(Items from an interface collection)
[Start of Attachment]
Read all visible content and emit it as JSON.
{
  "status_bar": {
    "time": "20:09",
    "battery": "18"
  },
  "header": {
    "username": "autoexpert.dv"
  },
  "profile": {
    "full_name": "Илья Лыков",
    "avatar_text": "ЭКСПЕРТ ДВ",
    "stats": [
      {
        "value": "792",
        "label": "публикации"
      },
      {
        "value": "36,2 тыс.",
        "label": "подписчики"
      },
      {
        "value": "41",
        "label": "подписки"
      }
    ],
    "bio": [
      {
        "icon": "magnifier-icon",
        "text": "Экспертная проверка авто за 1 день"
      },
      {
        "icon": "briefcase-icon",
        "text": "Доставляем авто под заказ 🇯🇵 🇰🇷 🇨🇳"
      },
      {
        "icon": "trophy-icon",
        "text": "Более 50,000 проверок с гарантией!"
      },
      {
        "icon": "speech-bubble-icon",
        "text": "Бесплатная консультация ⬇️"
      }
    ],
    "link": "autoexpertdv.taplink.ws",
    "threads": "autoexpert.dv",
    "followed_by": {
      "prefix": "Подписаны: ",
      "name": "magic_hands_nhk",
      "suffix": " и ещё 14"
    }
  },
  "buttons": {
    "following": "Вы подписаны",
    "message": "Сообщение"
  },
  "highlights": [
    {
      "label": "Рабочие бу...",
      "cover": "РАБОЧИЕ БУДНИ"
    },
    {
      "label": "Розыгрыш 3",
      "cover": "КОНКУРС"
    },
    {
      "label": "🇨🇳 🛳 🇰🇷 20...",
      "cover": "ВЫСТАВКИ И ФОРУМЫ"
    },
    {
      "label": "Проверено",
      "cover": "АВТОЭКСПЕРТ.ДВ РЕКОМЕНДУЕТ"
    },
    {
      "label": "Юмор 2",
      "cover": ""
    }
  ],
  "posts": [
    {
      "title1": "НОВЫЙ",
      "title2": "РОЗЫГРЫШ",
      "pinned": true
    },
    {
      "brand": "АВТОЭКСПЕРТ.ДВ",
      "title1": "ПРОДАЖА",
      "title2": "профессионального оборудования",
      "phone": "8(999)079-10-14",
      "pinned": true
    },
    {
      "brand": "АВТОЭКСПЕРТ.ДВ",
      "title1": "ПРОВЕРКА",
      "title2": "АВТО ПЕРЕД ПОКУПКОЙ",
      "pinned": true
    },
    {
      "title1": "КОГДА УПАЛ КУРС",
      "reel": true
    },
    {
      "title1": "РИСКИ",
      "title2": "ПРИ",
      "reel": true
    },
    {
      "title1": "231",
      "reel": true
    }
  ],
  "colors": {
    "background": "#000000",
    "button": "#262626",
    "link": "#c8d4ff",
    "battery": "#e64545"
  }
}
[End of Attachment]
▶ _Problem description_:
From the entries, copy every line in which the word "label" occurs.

▶ _Problem solution_:
        "label": "публикации"
        "label": "подписчики"
        "label": "подписки"
      "label": "Рабочие бу...",
      "label": "Розыгрыш 3",
      "label": "🇨🇳 🛳 🇰🇷 20...",
      "label": "Проверено",
      "label": "Юмор 2",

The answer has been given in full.